Very few physicians are trained to recognize JHD. Specialists in movement disorders work with older adults, such as those with Parkinson’s disease, and pediatricians rarely encounter HD. “So a child with HD symptoms will either be seen by a pediatric neurologist who knows little about HD, or by an HD neurologist who knows little about kids,” Dr. Nance says.
Diagnosis typically takes 2 to 7 years as physicians await obvious motor symptoms, or a clear decline in cognitive function. This is too long for families to wait. Dr. Nance and others are working to find better tools to determine when a child’s challenging behavior is just “being a teenager” or some other problem, and when it is due to the onset of HD.
A Therapeutic Challenge
Repeat mutations are among the most difficult to counter, for they are unlike the genetic glitches behind other conditions. They can’t be fixed by replacing an enzyme, by countering a biochemical buildup with diet, or even by sending in a normal-length gene, for there’s already one there.
The HD mutation is of the nefarious “gain-of-function” variety – it does something new, something unexpected. (COVID lingo borrows the term, like it does “variant” and “wild type,” altering the classical meanings.) Even refolding the errant protein, as has worked so well in treating cystic fibrosis, hasn’t happened. Silencing the extra triplets may be the way to go – antisense, RNAi, and zinc finger nuclease approaches (but even those have hit roadblocks).
Basic research must keep drug candidates coming (this recent DNA Science post describes harnessing DNA repair). But support should also focus on the daily challenges that people like Jane Mervar face. She and her daughters have done much for the HD and rare disease communities by sharing their story, which I’ve only touched on here. Even if a gene therapy or repurposed drug or nutritional supplement is never found, there’s still much that health professionals can do to help families with HD. Jane explains how:
“The docs I respect and trust the most are those who can explain what is occurring, and if they cannot help they seek the person who knows the best answer … Teams of specialists helped me keep Karli at home until the end. The last 6 months were the most difficult, meeting her spirit and comfort needs. But she passed on her terms, and I knew we gave it our all.”

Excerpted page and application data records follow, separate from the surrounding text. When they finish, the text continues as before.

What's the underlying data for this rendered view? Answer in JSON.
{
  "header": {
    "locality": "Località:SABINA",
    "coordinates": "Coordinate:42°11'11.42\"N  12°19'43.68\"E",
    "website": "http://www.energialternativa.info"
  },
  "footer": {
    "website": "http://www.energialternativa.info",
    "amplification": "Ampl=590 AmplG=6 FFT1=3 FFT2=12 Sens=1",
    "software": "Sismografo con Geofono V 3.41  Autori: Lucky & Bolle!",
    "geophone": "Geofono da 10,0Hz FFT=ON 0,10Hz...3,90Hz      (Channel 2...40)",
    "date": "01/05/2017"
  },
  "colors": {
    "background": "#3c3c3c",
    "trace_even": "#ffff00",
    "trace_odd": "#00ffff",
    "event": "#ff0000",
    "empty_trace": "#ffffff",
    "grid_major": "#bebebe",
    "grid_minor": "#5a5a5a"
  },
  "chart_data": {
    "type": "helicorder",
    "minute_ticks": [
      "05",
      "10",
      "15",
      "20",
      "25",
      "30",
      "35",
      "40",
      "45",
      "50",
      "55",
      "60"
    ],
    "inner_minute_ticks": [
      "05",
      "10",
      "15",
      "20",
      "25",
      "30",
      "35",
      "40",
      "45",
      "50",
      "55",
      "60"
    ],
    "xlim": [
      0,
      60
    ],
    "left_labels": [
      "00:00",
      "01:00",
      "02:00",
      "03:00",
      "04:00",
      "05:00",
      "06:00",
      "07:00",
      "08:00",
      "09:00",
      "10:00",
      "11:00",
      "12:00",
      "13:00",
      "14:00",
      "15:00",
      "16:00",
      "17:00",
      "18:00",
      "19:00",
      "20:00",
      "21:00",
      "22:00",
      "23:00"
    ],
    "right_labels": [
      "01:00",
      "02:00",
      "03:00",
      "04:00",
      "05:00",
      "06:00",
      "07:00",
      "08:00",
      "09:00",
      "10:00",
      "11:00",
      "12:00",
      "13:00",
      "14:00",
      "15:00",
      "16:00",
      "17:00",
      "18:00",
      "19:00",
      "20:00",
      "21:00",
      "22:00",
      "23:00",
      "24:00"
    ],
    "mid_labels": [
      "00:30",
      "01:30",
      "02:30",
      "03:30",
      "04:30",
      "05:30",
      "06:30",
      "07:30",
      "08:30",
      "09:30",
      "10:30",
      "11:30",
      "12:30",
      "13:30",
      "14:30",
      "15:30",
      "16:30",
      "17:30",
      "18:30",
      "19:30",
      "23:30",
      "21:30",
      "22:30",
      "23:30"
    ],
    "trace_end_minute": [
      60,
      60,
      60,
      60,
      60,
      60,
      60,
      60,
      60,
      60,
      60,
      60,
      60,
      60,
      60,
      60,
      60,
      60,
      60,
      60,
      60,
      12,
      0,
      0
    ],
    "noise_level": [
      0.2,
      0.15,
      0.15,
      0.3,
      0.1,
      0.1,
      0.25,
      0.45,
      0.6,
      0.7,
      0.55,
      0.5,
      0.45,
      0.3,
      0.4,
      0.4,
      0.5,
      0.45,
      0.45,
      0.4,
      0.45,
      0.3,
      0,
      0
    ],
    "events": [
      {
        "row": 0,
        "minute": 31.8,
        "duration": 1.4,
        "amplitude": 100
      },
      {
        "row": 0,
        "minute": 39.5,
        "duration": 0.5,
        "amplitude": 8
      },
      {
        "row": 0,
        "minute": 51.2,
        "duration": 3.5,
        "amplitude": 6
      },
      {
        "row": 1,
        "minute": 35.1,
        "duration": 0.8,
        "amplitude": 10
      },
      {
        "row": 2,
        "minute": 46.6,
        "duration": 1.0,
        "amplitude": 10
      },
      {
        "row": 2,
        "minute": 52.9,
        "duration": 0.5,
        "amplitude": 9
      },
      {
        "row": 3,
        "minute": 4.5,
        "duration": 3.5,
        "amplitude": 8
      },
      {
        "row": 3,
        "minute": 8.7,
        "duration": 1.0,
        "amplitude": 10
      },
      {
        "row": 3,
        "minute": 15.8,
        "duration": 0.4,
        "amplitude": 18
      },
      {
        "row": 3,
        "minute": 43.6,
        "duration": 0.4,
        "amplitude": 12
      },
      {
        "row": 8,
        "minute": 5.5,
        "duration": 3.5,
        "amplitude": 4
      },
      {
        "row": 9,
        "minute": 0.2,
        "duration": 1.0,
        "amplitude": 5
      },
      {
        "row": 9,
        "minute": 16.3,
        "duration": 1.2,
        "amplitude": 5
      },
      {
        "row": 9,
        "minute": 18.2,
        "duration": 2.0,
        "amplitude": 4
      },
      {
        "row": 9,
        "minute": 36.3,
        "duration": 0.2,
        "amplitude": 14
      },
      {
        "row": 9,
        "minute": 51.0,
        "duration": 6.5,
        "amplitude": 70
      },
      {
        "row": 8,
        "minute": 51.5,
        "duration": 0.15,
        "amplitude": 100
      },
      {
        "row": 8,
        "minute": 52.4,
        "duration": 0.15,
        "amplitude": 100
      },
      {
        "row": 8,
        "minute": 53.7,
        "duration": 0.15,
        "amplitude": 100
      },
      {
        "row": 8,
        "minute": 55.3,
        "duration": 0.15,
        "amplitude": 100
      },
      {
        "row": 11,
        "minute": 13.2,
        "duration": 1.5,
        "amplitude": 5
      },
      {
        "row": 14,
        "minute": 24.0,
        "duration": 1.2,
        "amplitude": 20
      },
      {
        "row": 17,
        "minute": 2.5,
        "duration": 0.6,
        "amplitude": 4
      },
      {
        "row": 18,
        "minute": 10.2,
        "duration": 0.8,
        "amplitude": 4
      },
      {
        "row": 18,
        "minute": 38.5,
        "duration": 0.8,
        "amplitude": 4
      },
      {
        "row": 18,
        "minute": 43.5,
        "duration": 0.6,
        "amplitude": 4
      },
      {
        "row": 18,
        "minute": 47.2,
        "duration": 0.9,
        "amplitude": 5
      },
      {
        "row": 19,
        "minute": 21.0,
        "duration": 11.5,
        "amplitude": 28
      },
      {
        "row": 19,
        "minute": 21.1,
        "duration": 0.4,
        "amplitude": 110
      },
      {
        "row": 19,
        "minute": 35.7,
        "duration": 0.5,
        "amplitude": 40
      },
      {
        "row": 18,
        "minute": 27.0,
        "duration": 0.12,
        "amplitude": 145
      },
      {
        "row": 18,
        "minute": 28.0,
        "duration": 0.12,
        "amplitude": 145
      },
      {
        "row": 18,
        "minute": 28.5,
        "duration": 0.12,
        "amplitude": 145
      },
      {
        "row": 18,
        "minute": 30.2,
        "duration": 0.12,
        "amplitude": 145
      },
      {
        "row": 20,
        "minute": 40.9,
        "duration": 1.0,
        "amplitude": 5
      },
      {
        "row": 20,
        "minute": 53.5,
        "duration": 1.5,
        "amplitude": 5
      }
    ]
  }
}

Jane wrote on Facebook on February 16, on the 12th anniversary of Karli’s passing:
“I often wonder who she would have become, what she would have looked like and how amazing it would feel to hear her voice and to give her the tightest hug! I was SOOOO lucky to be her mom and have 3 other amazing daughters. There is no easy way to lose a child and grief never ends. But love never dies.”
More than 300 million people suffer from a rare disease, about half of them children. About 80 percent of the diseases are genetic. Only about 5 percent of recognized rare diseases have approved treatments – and some conditions affect only a few people, sometimes even just one. People with rare diseases are at especially high risk of developing severe COVID-19, if affected. So as we stash our masks and inch towards a new normalcy, let’s not forget them, and the others for whom an infection would be far more than a scratchy throat and the sniffles.